__WORK TO COMPLETE__
Set down each line from the line holding "Give me the" to the last line of the entries below, exactly, with both ends included and without pictures.

__RECORDS PROVIDED__
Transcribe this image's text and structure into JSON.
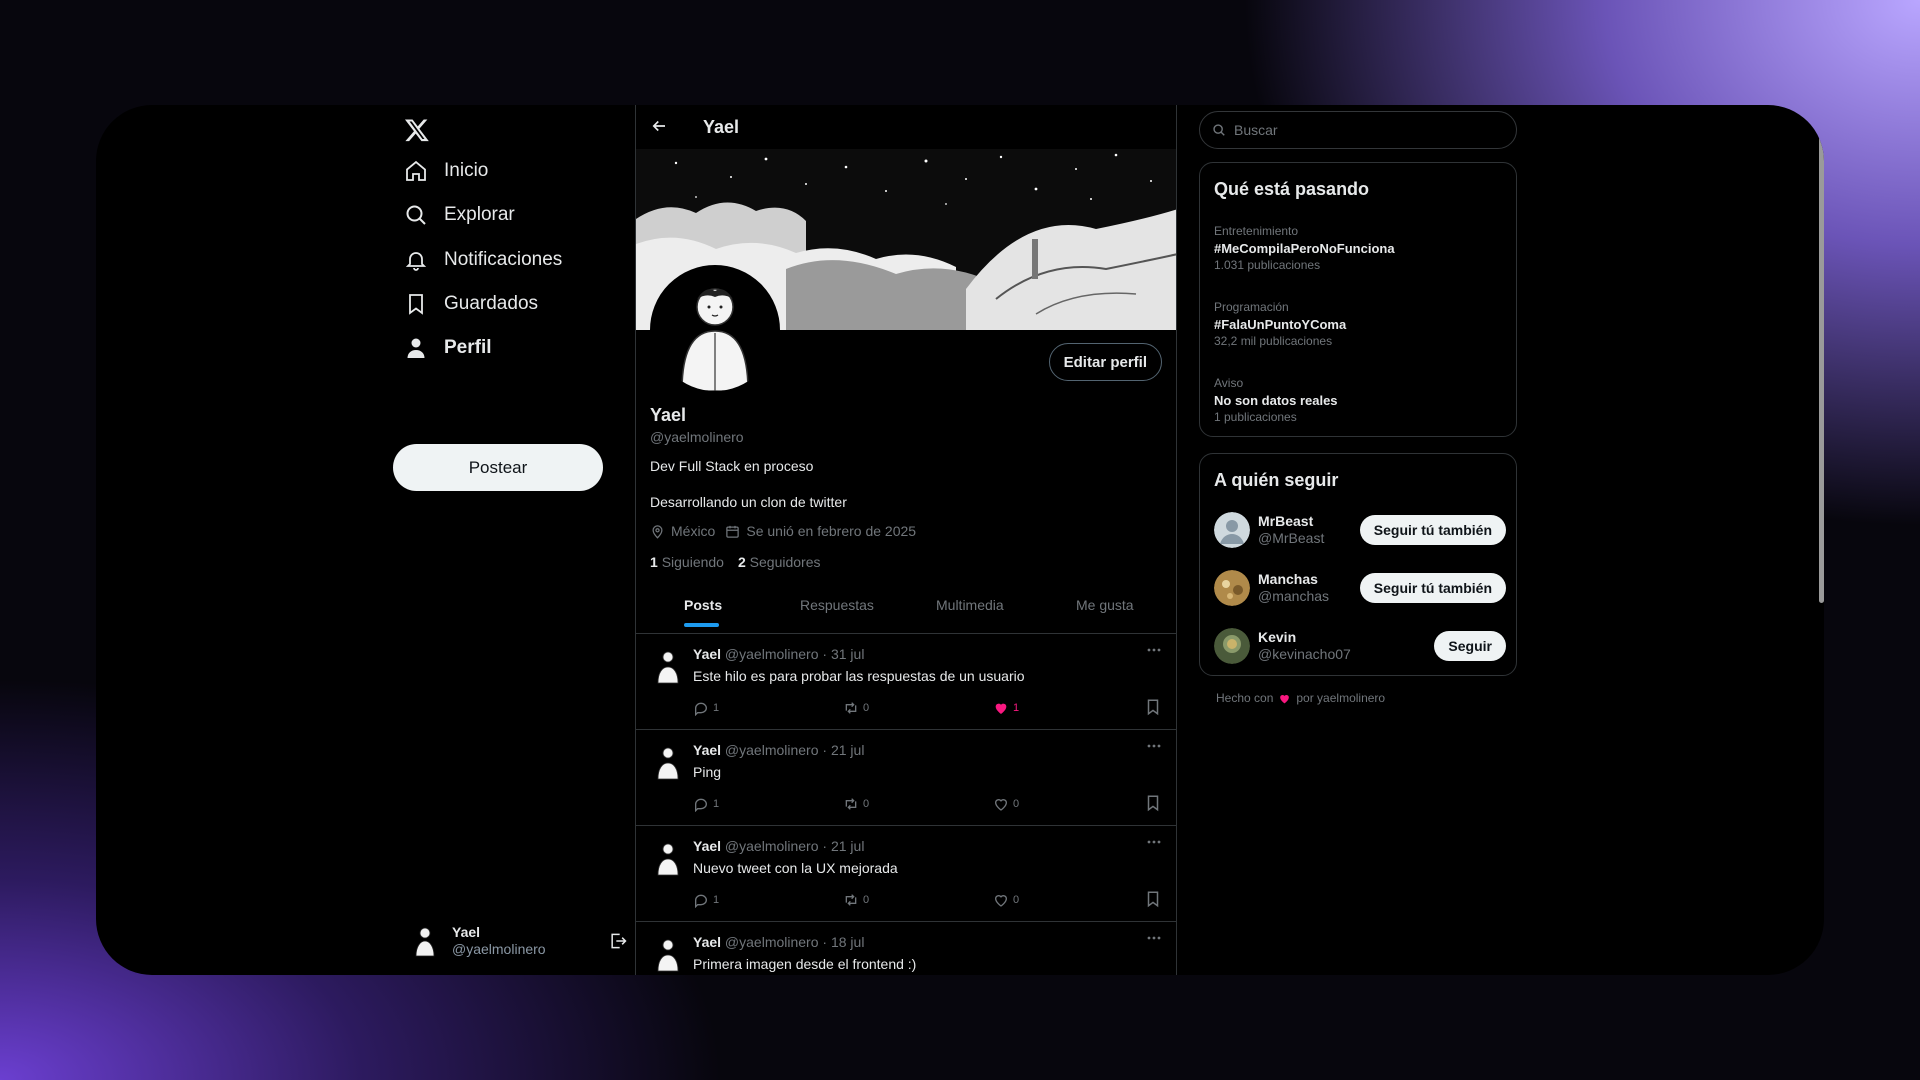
{
  "sidebar": {
    "logo": "x-logo-icon",
    "items": [
      {
        "label": "Inicio",
        "icon": "home-icon"
      },
      {
        "label": "Explorar",
        "icon": "search-icon"
      },
      {
        "label": "Notificaciones",
        "icon": "bell-icon"
      },
      {
        "label": "Guardados",
        "icon": "bookmark-icon"
      },
      {
        "label": "Perfil",
        "icon": "person-icon"
      }
    ],
    "post_button": "Postear",
    "account": {
      "name": "Yael",
      "handle": "@yaelmolinero"
    }
  },
  "profile": {
    "header_title": "Yael",
    "edit_button": "Editar perfil",
    "name": "Yael",
    "handle": "@yaelmolinero",
    "bio_line1": "Dev Full Stack en proceso",
    "bio_line2": "Desarrollando un clon de twitter",
    "location": "México",
    "joined": "Se unió en febrero de 2025",
    "following_count": "1",
    "following_label": "Siguiendo",
    "followers_count": "2",
    "followers_label": "Seguidores"
  },
  "tabs": [
    {
      "label": "Posts",
      "active": true
    },
    {
      "label": "Respuestas",
      "active": false
    },
    {
      "label": "Multimedia",
      "active": false
    },
    {
      "label": "Me gusta",
      "active": false
    }
  ],
  "tweets": [
    {
      "name": "Yael",
      "handle": "@yaelmolinero",
      "date": "31 jul",
      "text": "Este hilo es para probar las respuestas de un usuario",
      "replies": "1",
      "retweets": "0",
      "likes": "1",
      "liked": true
    },
    {
      "name": "Yael",
      "handle": "@yaelmolinero",
      "date": "21 jul",
      "text": "Ping",
      "replies": "1",
      "retweets": "0",
      "likes": "0",
      "liked": false
    },
    {
      "name": "Yael",
      "handle": "@yaelmolinero",
      "date": "21 jul",
      "text": "Nuevo tweet con la UX mejorada",
      "replies": "1",
      "retweets": "0",
      "likes": "0",
      "liked": false
    },
    {
      "name": "Yael",
      "handle": "@yaelmolinero",
      "date": "18 jul",
      "text": "Primera imagen desde el frontend :)"
    }
  ],
  "search": {
    "placeholder": "Buscar"
  },
  "trending": {
    "title": "Qué está pasando",
    "items": [
      {
        "category": "Entretenimiento",
        "tag": "#MeCompilaPeroNoFunciona",
        "count": "1.031 publicaciones"
      },
      {
        "category": "Programación",
        "tag": "#FalaUnPuntoYComa",
        "count": "32,2 mil publicaciones"
      },
      {
        "category": "Aviso",
        "tag": "No son datos reales",
        "count": "1 publicaciones"
      }
    ]
  },
  "who_to_follow": {
    "title": "A quién seguir",
    "users": [
      {
        "name": "MrBeast",
        "handle": "@MrBeast",
        "button": "Seguir tú también"
      },
      {
        "name": "Manchas",
        "handle": "@manchas",
        "button": "Seguir tú también"
      },
      {
        "name": "Kevin",
        "handle": "@kevinacho07",
        "button": "Seguir"
      }
    ]
  },
  "footer": {
    "made_with": "Hecho con",
    "by": "por yaelmolinero"
  },
  "colors": {
    "accent": "#1d9bf0",
    "like": "#f91880",
    "background": "#000000"
  }
}
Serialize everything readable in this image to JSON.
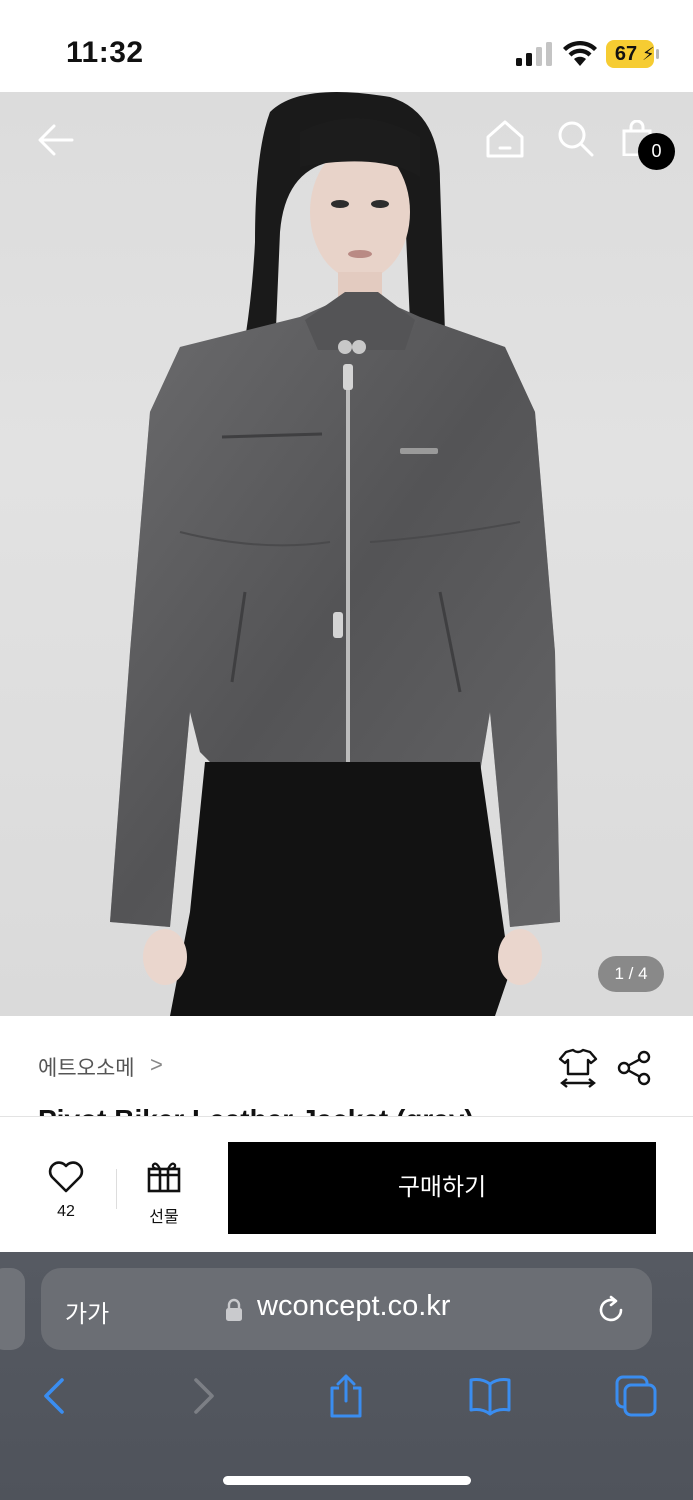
{
  "status_bar": {
    "time": "11:32",
    "battery": "67"
  },
  "colors": {
    "accent_link": "#3a8df0",
    "battery_yellow": "#f6cc32",
    "buy_button_bg": "#000000"
  },
  "header": {
    "back_icon": "arrow-left-icon",
    "home_icon": "home-icon",
    "search_icon": "search-icon",
    "cart_icon": "shopping-bag-icon",
    "cart_count": "0"
  },
  "gallery": {
    "page_indicator": "1 / 4"
  },
  "product": {
    "brand": "에트오소메",
    "brand_chevron": ">",
    "title_partial": "Pivot Biker Leather Jacket (gray)",
    "size_icon": "size-guide-icon",
    "share_icon": "share-icon"
  },
  "actions": {
    "like_count": "42",
    "gift_label": "선물",
    "buy_label": "구매하기"
  },
  "browser": {
    "text_size_label": "가가",
    "url": "wconcept.co.kr",
    "toolbar": [
      "back-icon",
      "forward-icon",
      "share-icon",
      "bookmarks-icon",
      "tabs-icon"
    ]
  }
}
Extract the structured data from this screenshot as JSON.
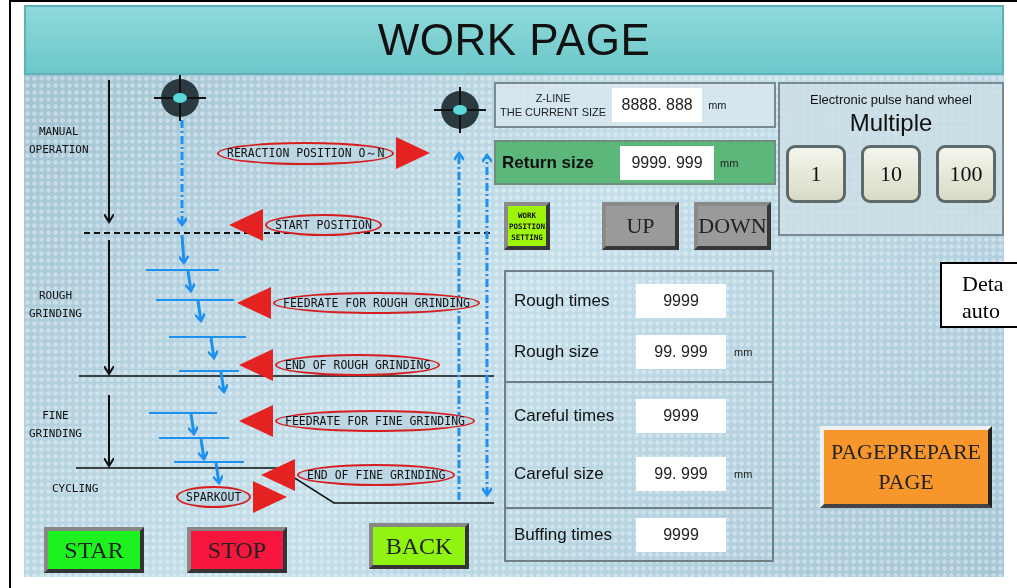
{
  "title": "WORK PAGE",
  "stages": [
    {
      "lines": [
        "MANUAL",
        "OPERATION"
      ]
    },
    {
      "lines": [
        "ROUGH",
        "GRINDING"
      ]
    },
    {
      "lines": [
        "FINE",
        "GRINDING"
      ]
    },
    {
      "lines": [
        "CYCLING"
      ]
    }
  ],
  "callouts": [
    {
      "text": "RERACTION POSITION O～N",
      "kind": "right"
    },
    {
      "text": "START POSITION",
      "kind": "left"
    },
    {
      "text": "FEEDRATE FOR ROUGH GRINDING",
      "kind": "left"
    },
    {
      "text": "END OF ROUGH GRINDING",
      "kind": "left"
    },
    {
      "text": "FEEDRATE FOR FINE GRINDING",
      "kind": "left"
    },
    {
      "text": "END OF FINE GRINDING",
      "kind": "left"
    },
    {
      "text": "SPARKOUT",
      "kind": "right"
    }
  ],
  "control_buttons": [
    {
      "label": "STAR",
      "kind": "start"
    },
    {
      "label": "STOP",
      "kind": "stop"
    },
    {
      "label": "BACK",
      "kind": "back"
    }
  ],
  "z_line": {
    "label_lines": [
      "Z-LINE",
      "THE CURRENT SIZE"
    ],
    "value": "8888. 888",
    "unit": "mm"
  },
  "return_size": {
    "label": "Return size",
    "value": "9999. 999",
    "unit": "mm"
  },
  "work_position_button": [
    "WORK",
    "POSITION",
    "SETTING"
  ],
  "jog_buttons": [
    "UP",
    "DOWN"
  ],
  "hand_wheel": {
    "caption": "Electronic pulse hand wheel",
    "title": "Multiple",
    "multipliers": [
      "1",
      "10",
      "100"
    ]
  },
  "parameter_groups": [
    [
      {
        "label": "Rough times",
        "value": "9999"
      },
      {
        "label": "Rough size",
        "value": "99. 999",
        "unit": "mm"
      }
    ],
    [
      {
        "label": "Careful times",
        "value": "9999"
      },
      {
        "label": "Careful size",
        "value": "99. 999",
        "unit": "mm"
      }
    ],
    [
      {
        "label": "Buffing times",
        "value": "9999"
      }
    ]
  ],
  "page_button": [
    "PAGEPREPARE",
    "PAGE"
  ],
  "note": [
    "Deta",
    "auto"
  ]
}
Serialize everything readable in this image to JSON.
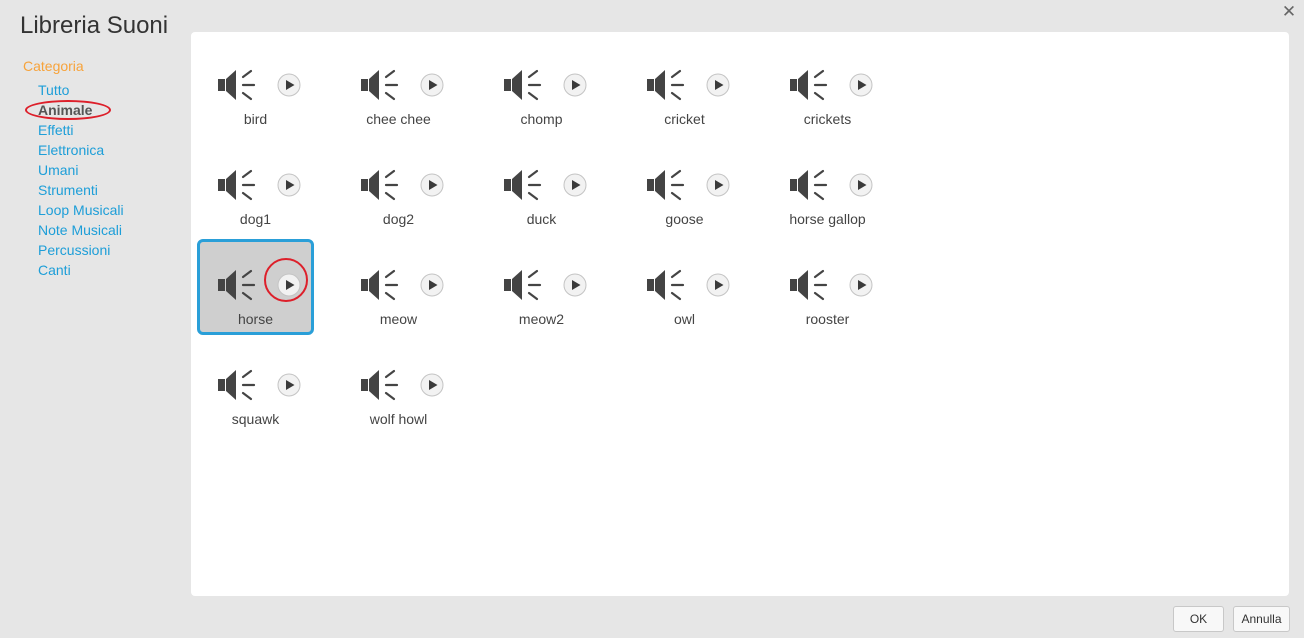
{
  "dialog": {
    "title": "Libreria Suoni",
    "close_icon": "close-icon"
  },
  "sidebar": {
    "heading": "Categoria",
    "items": [
      {
        "label": "Tutto"
      },
      {
        "label": "Animale",
        "selected": true
      },
      {
        "label": "Effetti"
      },
      {
        "label": "Elettronica"
      },
      {
        "label": "Umani"
      },
      {
        "label": "Strumenti"
      },
      {
        "label": "Loop Musicali"
      },
      {
        "label": "Note Musicali"
      },
      {
        "label": "Percussioni"
      },
      {
        "label": "Canti"
      }
    ]
  },
  "sounds": [
    {
      "name": "bird"
    },
    {
      "name": "chee chee"
    },
    {
      "name": "chomp"
    },
    {
      "name": "cricket"
    },
    {
      "name": "crickets"
    },
    {
      "name": "dog1"
    },
    {
      "name": "dog2"
    },
    {
      "name": "duck"
    },
    {
      "name": "goose"
    },
    {
      "name": "horse gallop"
    },
    {
      "name": "horse",
      "selected": true
    },
    {
      "name": "meow"
    },
    {
      "name": "meow2"
    },
    {
      "name": "owl"
    },
    {
      "name": "rooster"
    },
    {
      "name": "squawk"
    },
    {
      "name": "wolf howl"
    }
  ],
  "footer": {
    "ok_label": "OK",
    "cancel_label": "Annulla"
  },
  "colors": {
    "category_heading": "#f7a33b",
    "category_link": "#1d9ed8",
    "selection_border": "#2a9fd8",
    "annotation_red": "#dd1f2a"
  },
  "icons": {
    "sound": "speaker-icon",
    "play": "play-icon"
  }
}
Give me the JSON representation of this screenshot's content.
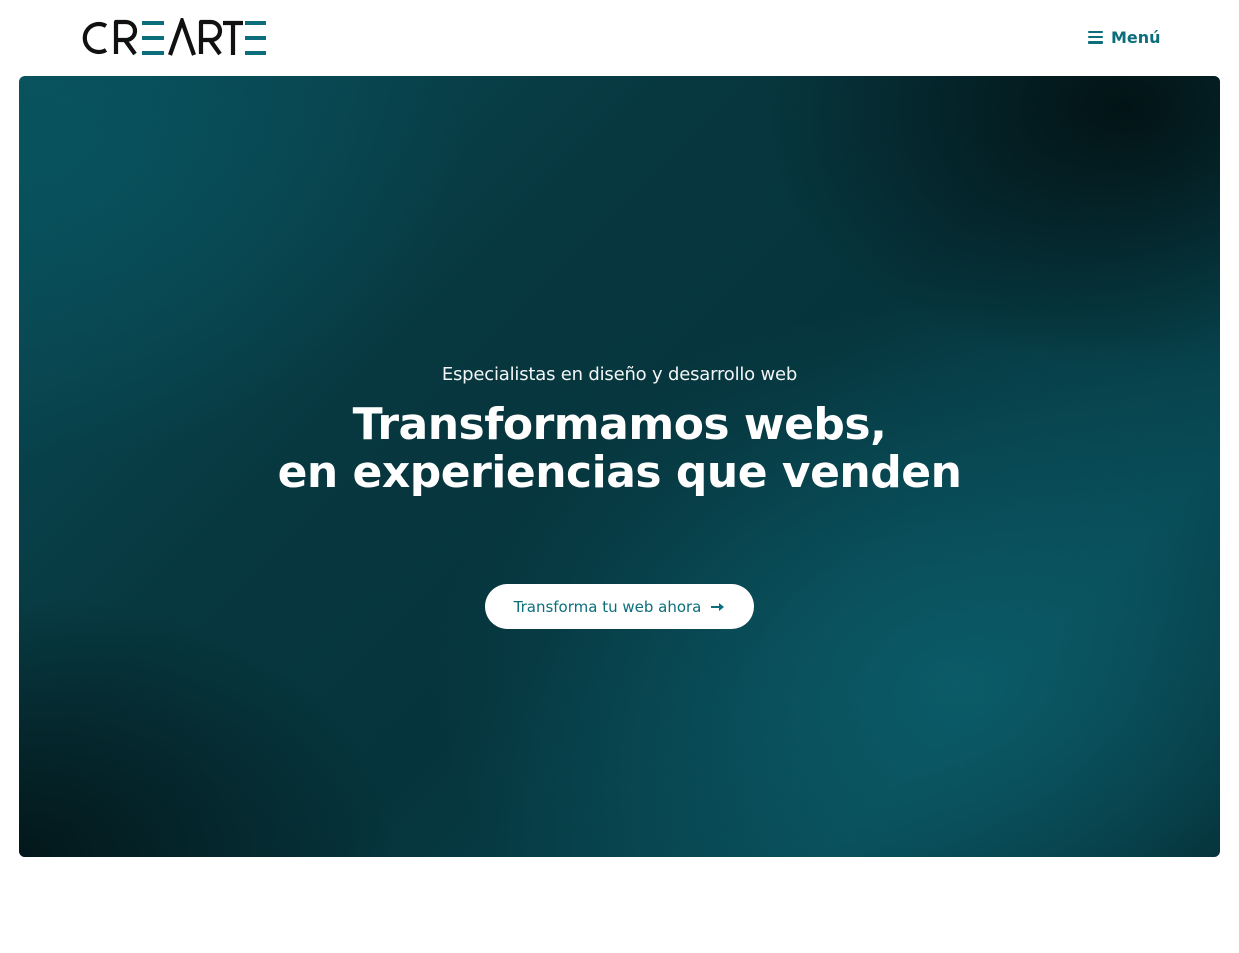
{
  "header": {
    "logo_text": "CREARTE",
    "menu_label": "Menú"
  },
  "hero": {
    "eyebrow": "Especialistas en diseño y desarrollo web",
    "headline_line1": "Transformamos webs,",
    "headline_line2": "en experiencias que venden",
    "cta_label": "Transforma tu web ahora"
  },
  "colors": {
    "brand_teal": "#0b6e7a",
    "hero_dark": "#06343c",
    "text_dark": "#111111"
  },
  "icons": {
    "menu": "hamburger-icon",
    "cta": "arrow-right-icon"
  }
}
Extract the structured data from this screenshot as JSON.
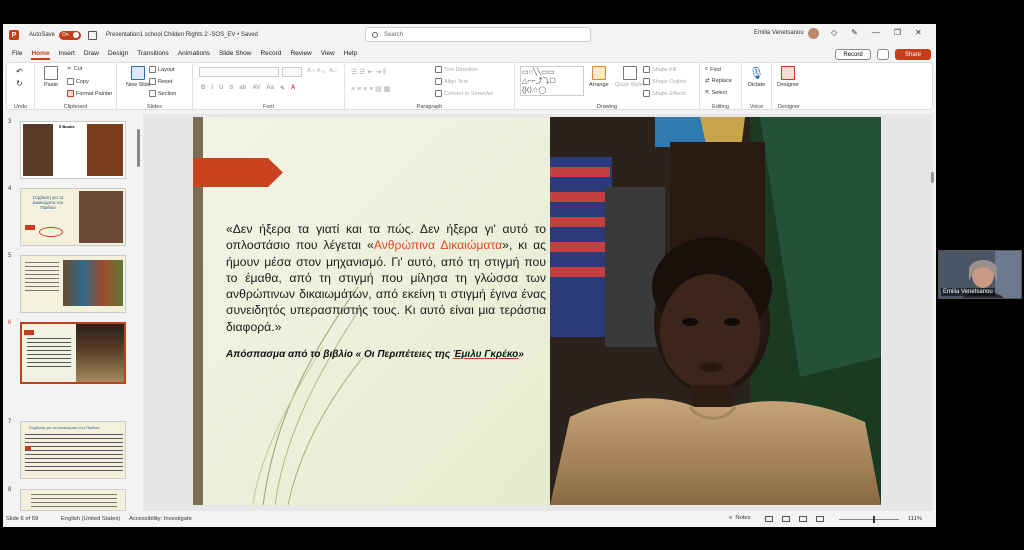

__EXERCISE RESPONSE__
Give me the JSON representation of this screenshot's content.
{
  "header": {
    "logo_text": "CREARTE",
    "menu_label": "Menú"
  },
  "hero": {
    "eyebrow": "Especialistas en diseño y desarrollo web",
    "headline_line1": "Transformamos webs,",
    "headline_line2": "en experiencias que venden",
    "cta_label": "Transforma tu web ahora"
  },
  "colors": {
    "brand_teal": "#0b6e7a",
    "hero_dark": "#06343c",
    "text_dark": "#111111"
  },
  "icons": {
    "menu": "hamburger-icon",
    "cta": "arrow-right-icon"
  }
}
Extract the structured data from this screenshot as JSON.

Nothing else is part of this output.